A bilateral, inverted teardrop-shaped radiolucency, whose anterior border represents the posterior surfaces of the tuberosities of the maxilla. The landmark is taken at the most inferior point of the fissure, where the anterior and the posterior outline of the inverted teardrop merge with each other. (bilateral)

R-point (Registration point)

A cephalometric reference point for registration of superimposed tracings, introduced by B. H. Broadbent, Sr. , in his original presentation of the cephalometric technique. It is the midpoint on a perpendicular drawn from sella to the Bolton-nasion line. (midsagittal)

Sella (S)
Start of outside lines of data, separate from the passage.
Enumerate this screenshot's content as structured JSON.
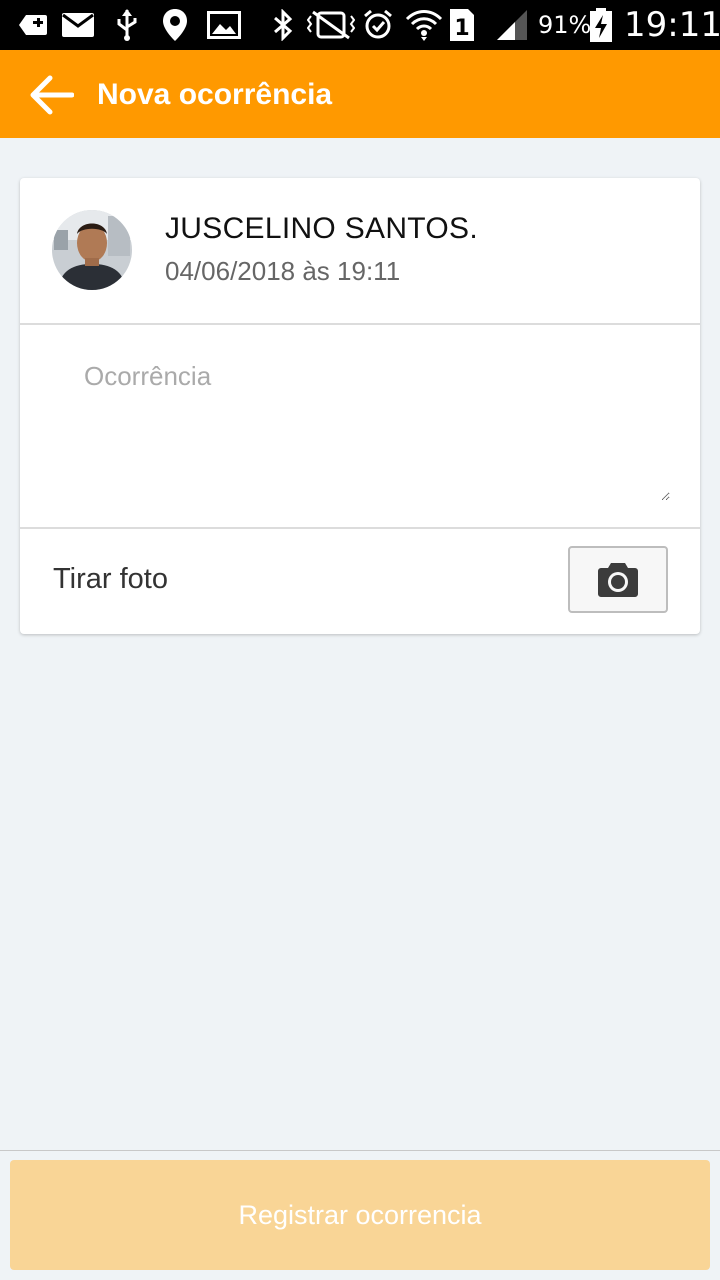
{
  "status_bar": {
    "icons": [
      "add-box-icon",
      "mail-icon",
      "usb-icon",
      "location-pin-icon",
      "image-icon",
      "bluetooth-icon",
      "vibrate-mute-icon",
      "alarm-icon",
      "wifi-icon",
      "sim-1-icon",
      "signal-icon",
      "battery-charging-icon"
    ],
    "battery": "91%",
    "time": "19:11"
  },
  "app_bar": {
    "title": "Nova ocorrência",
    "back_icon": "arrow-back-icon",
    "background_color": "#ff9900"
  },
  "card": {
    "author": {
      "name": "JUSCELINO SANTOS.",
      "date": "04/06/2018 às 19:11"
    },
    "occurrence": {
      "placeholder": "Ocorrência",
      "value": ""
    },
    "photo": {
      "label": "Tirar foto",
      "icon": "camera-icon"
    }
  },
  "submit": {
    "label": "Registrar ocorrencia",
    "background_color": "#f9d596"
  }
}
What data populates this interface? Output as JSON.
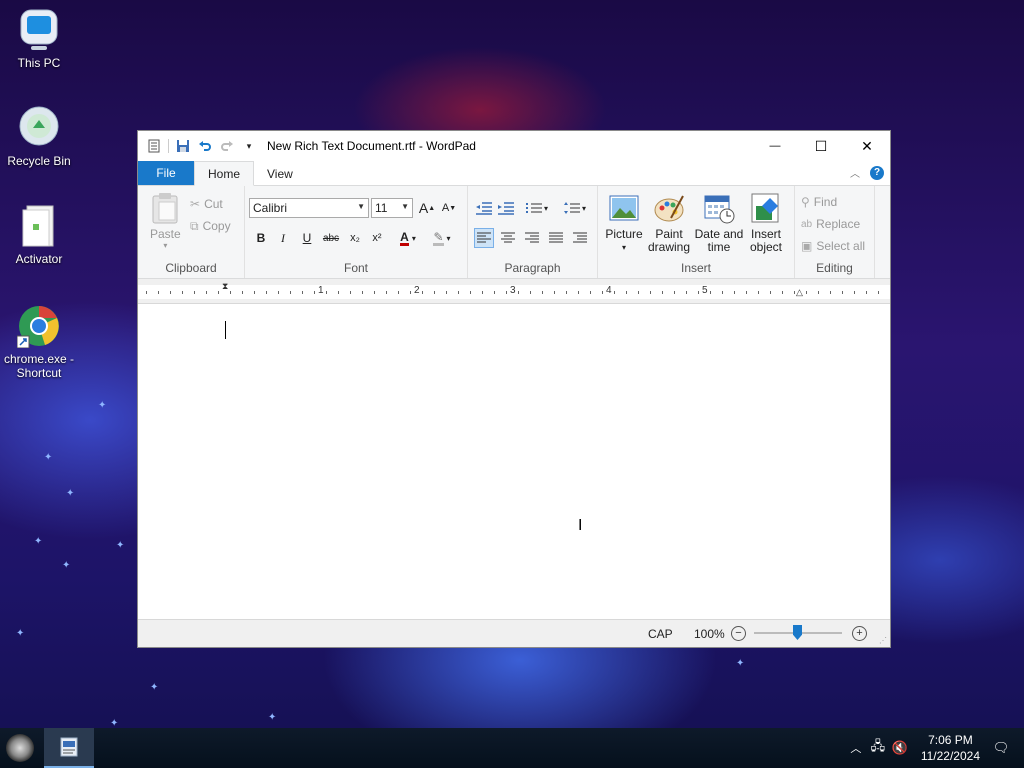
{
  "desktop": {
    "icons": [
      {
        "label": "This PC",
        "icon": "computer-icon"
      },
      {
        "label": "Recycle Bin",
        "icon": "recycle-bin-icon"
      },
      {
        "label": "Activator",
        "icon": "file-icon"
      },
      {
        "label": "chrome.exe - Shortcut",
        "icon": "chrome-icon"
      }
    ]
  },
  "window": {
    "title": "New Rich Text Document.rtf - WordPad",
    "controls": {
      "minimize": "—",
      "maximize": "☐",
      "close": "✕"
    }
  },
  "tabs": {
    "file": "File",
    "home": "Home",
    "view": "View"
  },
  "ribbon": {
    "clipboard": {
      "label": "Clipboard",
      "paste": "Paste",
      "cut": "Cut",
      "copy": "Copy"
    },
    "font": {
      "label": "Font",
      "family": "Calibri",
      "size": "11",
      "bold": "B",
      "italic": "I",
      "underline": "U",
      "strike": "abc",
      "subscript": "x₂",
      "superscript": "x²"
    },
    "paragraph": {
      "label": "Paragraph"
    },
    "insert": {
      "label": "Insert",
      "picture": "Picture",
      "paint_drawing": "Paint drawing",
      "date_time": "Date and time",
      "insert_object": "Insert object"
    },
    "editing": {
      "label": "Editing",
      "find": "Find",
      "replace": "Replace",
      "select_all": "Select all"
    }
  },
  "ruler": {
    "numbers": [
      "1",
      "2",
      "3",
      "4",
      "5"
    ]
  },
  "statusbar": {
    "caps": "CAP",
    "zoom": "100%",
    "zoom_minus": "−",
    "zoom_plus": "+"
  },
  "taskbar": {
    "time": "7:06 PM",
    "date": "11/22/2024"
  },
  "colors": {
    "accent": "#1979ca",
    "ribbon_bg": "#f5f6f7"
  }
}
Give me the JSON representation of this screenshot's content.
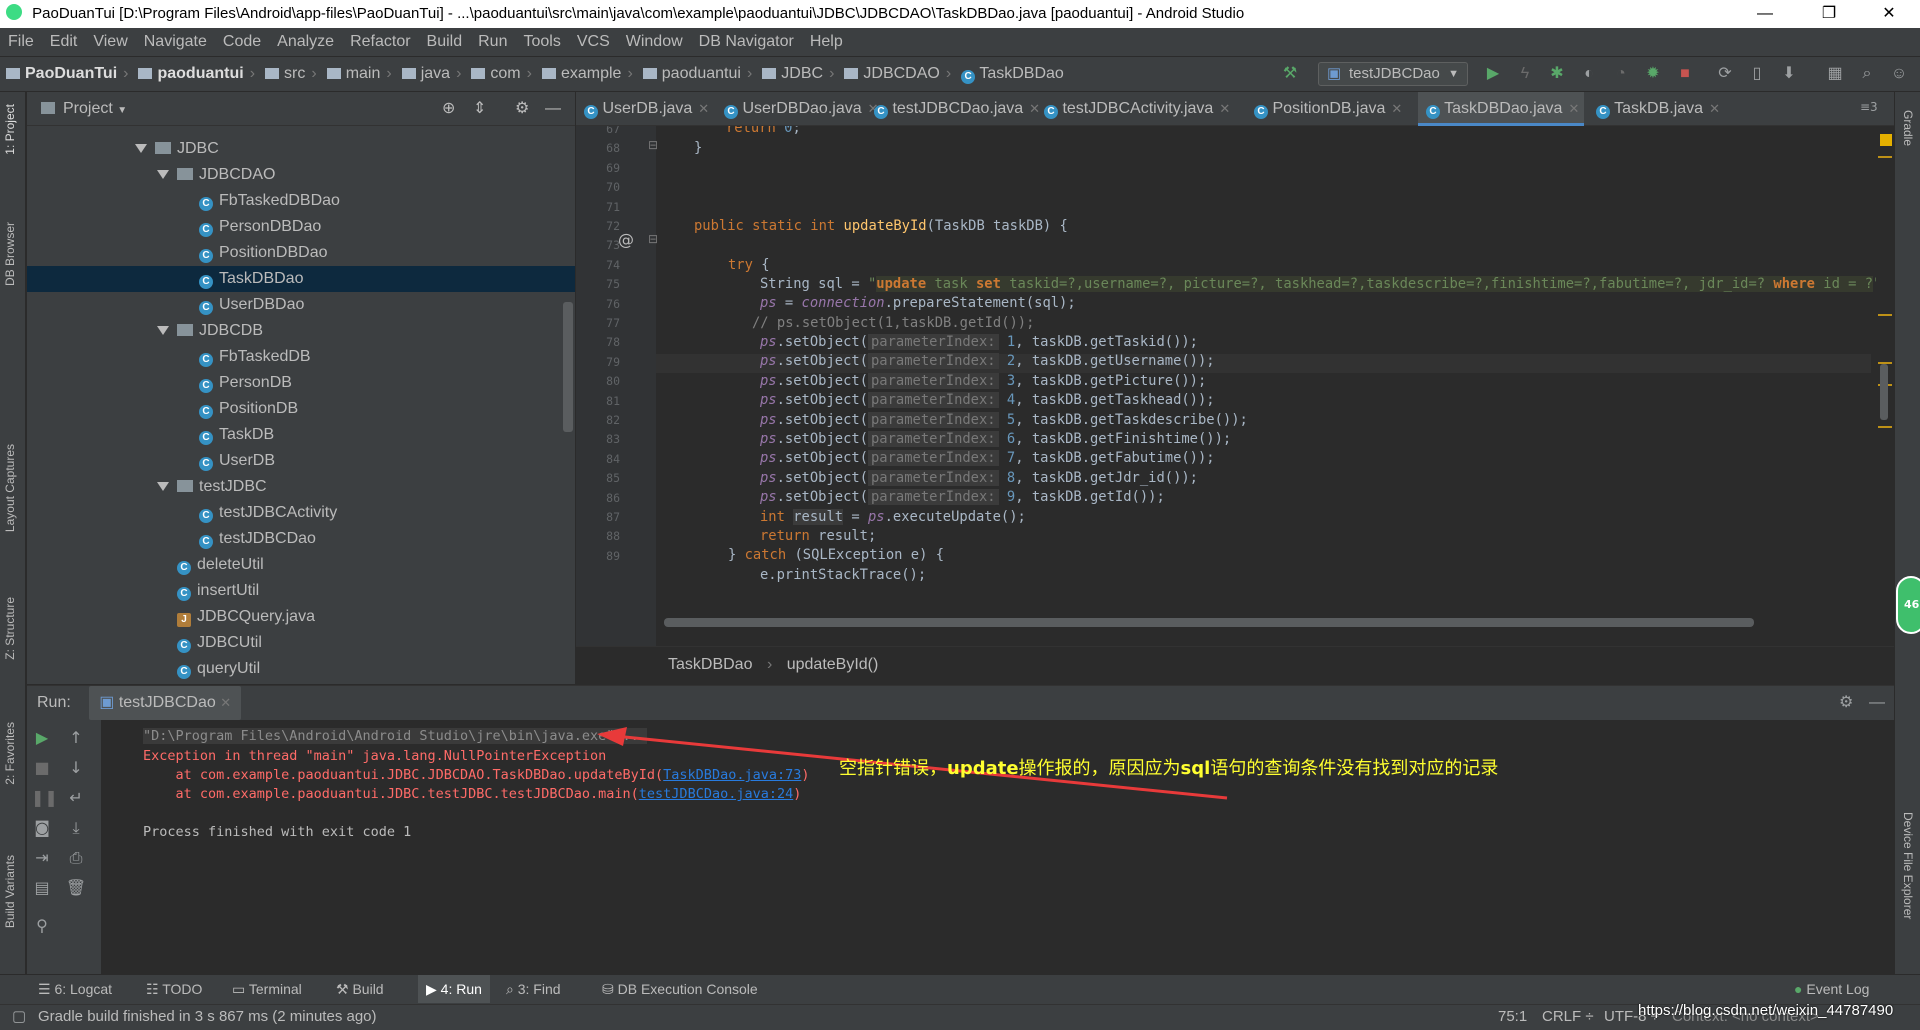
{
  "window": {
    "title": "PaoDuanTui [D:\\Program Files\\Android\\app-files\\PaoDuanTui] - ...\\paoduantui\\src\\main\\java\\com\\example\\paoduantui\\JDBC\\JDBCDAO\\TaskDBDao.java [paoduantui] - Android Studio",
    "minimize": "—",
    "restore": "❐",
    "close": "✕"
  },
  "menu": [
    "File",
    "Edit",
    "View",
    "Navigate",
    "Code",
    "Analyze",
    "Refactor",
    "Build",
    "Run",
    "Tools",
    "VCS",
    "Window",
    "DB Navigator",
    "Help"
  ],
  "breadcrumbs": [
    "PaoDuanTui",
    "paoduantui",
    "src",
    "main",
    "java",
    "com",
    "example",
    "paoduantui",
    "JDBC",
    "JDBCDAO",
    "TaskDBDao"
  ],
  "run_config": "testJDBCDao",
  "left_strip": [
    "1: Project",
    "DB Browser",
    "Layout Captures",
    "Z: Structure",
    "2: Favorites",
    "Build Variants"
  ],
  "right_strip": [
    "Gradle",
    "Device File Explorer"
  ],
  "project": {
    "header": "Project",
    "tree": [
      {
        "label": "JDBC",
        "kind": "folder",
        "depth": 0,
        "expanded": true
      },
      {
        "label": "JDBCDAO",
        "kind": "folder",
        "depth": 1,
        "expanded": true
      },
      {
        "label": "FbTaskedDBDao",
        "kind": "class",
        "depth": 2
      },
      {
        "label": "PersonDBDao",
        "kind": "class",
        "depth": 2
      },
      {
        "label": "PositionDBDao",
        "kind": "class",
        "depth": 2
      },
      {
        "label": "TaskDBDao",
        "kind": "class",
        "depth": 2,
        "selected": true
      },
      {
        "label": "UserDBDao",
        "kind": "class",
        "depth": 2
      },
      {
        "label": "JDBCDB",
        "kind": "folder",
        "depth": 1,
        "expanded": true
      },
      {
        "label": "FbTaskedDB",
        "kind": "class",
        "depth": 2
      },
      {
        "label": "PersonDB",
        "kind": "class",
        "depth": 2
      },
      {
        "label": "PositionDB",
        "kind": "class",
        "depth": 2
      },
      {
        "label": "TaskDB",
        "kind": "class",
        "depth": 2
      },
      {
        "label": "UserDB",
        "kind": "class",
        "depth": 2
      },
      {
        "label": "testJDBC",
        "kind": "folder",
        "depth": 1,
        "expanded": true
      },
      {
        "label": "testJDBCActivity",
        "kind": "class",
        "depth": 2
      },
      {
        "label": "testJDBCDao",
        "kind": "class",
        "depth": 2
      },
      {
        "label": "deleteUtil",
        "kind": "class",
        "depth": 1
      },
      {
        "label": "insertUtil",
        "kind": "class",
        "depth": 1
      },
      {
        "label": "JDBCQuery.java",
        "kind": "file",
        "depth": 1
      },
      {
        "label": "JDBCUtil",
        "kind": "class",
        "depth": 1
      },
      {
        "label": "queryUtil",
        "kind": "class",
        "depth": 1
      }
    ]
  },
  "editor": {
    "tabs": [
      {
        "label": "UserDB.java",
        "active": false
      },
      {
        "label": "UserDBDao.java",
        "active": false
      },
      {
        "label": "testJDBCDao.java",
        "active": false
      },
      {
        "label": "testJDBCActivity.java",
        "active": false
      },
      {
        "label": "PositionDB.java",
        "active": false
      },
      {
        "label": "TaskDBDao.java",
        "active": true
      },
      {
        "label": "TaskDB.java",
        "active": false
      }
    ],
    "tab_overflow": "≡3",
    "line_numbers": [
      "67",
      "68",
      "69",
      "70",
      "71",
      "72",
      "73",
      "74",
      "75",
      "76",
      "77",
      "78",
      "79",
      "80",
      "81",
      "82",
      "83",
      "84",
      "85",
      "86",
      "87",
      "88",
      "89"
    ],
    "code": {
      "l67": "return 0;",
      "l68": "}",
      "l71_kw": "public static int ",
      "l71_fn": "updateById",
      "l71_rest": "(TaskDB taskDB) {",
      "l73_kw": "try",
      "l73_rest": " {",
      "l74_pre": "String sql = ",
      "l74_q": "\"",
      "l74_sql1": "update",
      "l74_mid1": " task ",
      "l74_sql2": "set",
      "l74_mid2": " taskid=?,username=?, picture=?, taskhead=?,taskdescribe=?,finishtime=?,fabutime=?, jdr_id=? ",
      "l74_sql3": "where",
      "l74_mid3": " id = ?",
      "l74_end": "\";",
      "l75_ps": "ps",
      "l75_eq": " = ",
      "l75_conn": "connection",
      "l75_rest": ".prepareStatement(sql);",
      "l76": "// ps.setObject(1,taskDB.getId());",
      "setobj_ps": "ps",
      "setobj_call": ".setObject(",
      "param_hint": "parameterIndex:",
      "set_lines": [
        {
          "idx": "1",
          "getter": "taskDB.getTaskid());"
        },
        {
          "idx": "2",
          "getter": "taskDB.getUsername());"
        },
        {
          "idx": "3",
          "getter": "taskDB.getPicture());"
        },
        {
          "idx": "4",
          "getter": "taskDB.getTaskhead());"
        },
        {
          "idx": "5",
          "getter": "taskDB.getTaskdescribe());"
        },
        {
          "idx": "6",
          "getter": "taskDB.getFinishtime());"
        },
        {
          "idx": "7",
          "getter": "taskDB.getFabutime());"
        },
        {
          "idx": "8",
          "getter": "taskDB.getJdr_id());"
        },
        {
          "idx": "9",
          "getter": "taskDB.getId());"
        }
      ],
      "l86_kw": "int ",
      "l86_var": "result",
      "l86_eq": " = ",
      "l86_ps": "ps",
      "l86_rest": ".executeUpdate();",
      "l87_kw": "return",
      "l87_rest": " result;",
      "l88_pre": "} ",
      "l88_kw": "catch",
      "l88_rest": " (SQLException e) {",
      "l89": "e.printStackTrace();"
    },
    "breadcrumb": [
      "TaskDBDao",
      "updateById()"
    ]
  },
  "run": {
    "label": "Run:",
    "tab": "testJDBCDao",
    "cmd": "\"D:\\Program Files\\Android\\Android Studio\\jre\\bin\\java.exe\" ...",
    "exception": "Exception in thread \"main\" java.lang.NullPointerException",
    "at1_pre": "    at com.example.paoduantui.JDBC.JDBCDAO.TaskDBDao.updateById(",
    "at1_link": "TaskDBDao.java:73",
    "at1_post": ")",
    "at2_pre": "    at com.example.paoduantui.JDBC.testJDBC.testJDBCDao.main(",
    "at2_link": "testJDBCDao.java:24",
    "at2_post": ")",
    "finished": "Process finished with exit code 1"
  },
  "annotation": {
    "part1": "空指针错误，",
    "bold1": "update",
    "part2": "操作报的，原因应为",
    "bold2": "sql",
    "part3": "语句的查询条件没有找到对应的记录",
    "color": "#ffff30"
  },
  "bottom_tabs": [
    "6: Logcat",
    "TODO",
    "Terminal",
    "Build",
    "4: Run",
    "3: Find",
    "DB Execution Console"
  ],
  "event_log": "Event Log",
  "status": {
    "message": "Gradle build finished in 3 s 867 ms (2 minutes ago)",
    "position": "75:1",
    "line_sep": "CRLF ÷",
    "encoding": "UTF-8 ÷",
    "context": "Context: <no context>",
    "watermark": "https://blog.csdn.net/weixin_44787490"
  },
  "side_badge": "46",
  "colors": {
    "accent": "#4a88c7",
    "error": "#ff6b68",
    "run_green": "#59a869",
    "stop_red": "#c75450"
  }
}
The geometric center of the pituitary fossa (sella turcica), determined by inspectionóa constructed point in the midsagittal plane. (midsagittal)

Soft tissue glabella (Gí)

The most prominent point of the soft tissue drape of the forehead, in the midsagittal plane. (midsagittal)

Soft tissue menton (Meí)

The most inferior point of the soft tissue chin, in the midsagittal plane. (midsagittal)

Soft tissue nasion (Ní, Naí)

The deepest point of the concavity between the forehead and the soft tissue contour of the nose in the midsagittal plane. (midsagittal)

Soft tissue pogonion (Pgí, Pogí)

The most prominent point on the soft tissue contour of the chin, in the midsagittal plane. (midsagittal)

Stomion (St)

The most anterior point of contact between the upper and lower lip in the midsagittal plane. When the lips are apart at rest, a superior and an inferior stomion point can be distinguished. (midsagittal)

Stomion inferius (Sti)

The highest midline point of the lower lip. (midsagittal) if lips are apart

Stomion superius (Sts)

The lowest midline point of the upper lip. (midsagittal) if lips are apart

 

Subnasale (Sn)

The point in the midsagittal plane where the base of the columella of the nose meets the upper lip. (midsagittal)

Superior labial sulcus (Sls)  Soft Tissue Point A

The point of greatest concavity on the contour of the upper lip between subnasale and labrale superius, in the midsagittal plane. (midsagittal)

Soft Tissue B  or Inferior labial sulcus (Ils)

The point of greatest concavity on the contour of the lower lip between labrale inferius and menton, in the midsagittal plane. (midsagittal)

Trichion (Tr)

An anthropometric landmark, defined as the demarcation point of the hairline in the midline of the forehead. (midsagittal)

 

Xi Point (Xi) approximate for Inferior alveolar foramen (Ricketts)

A constructed point located at the geographic center of the ramus as indicated below.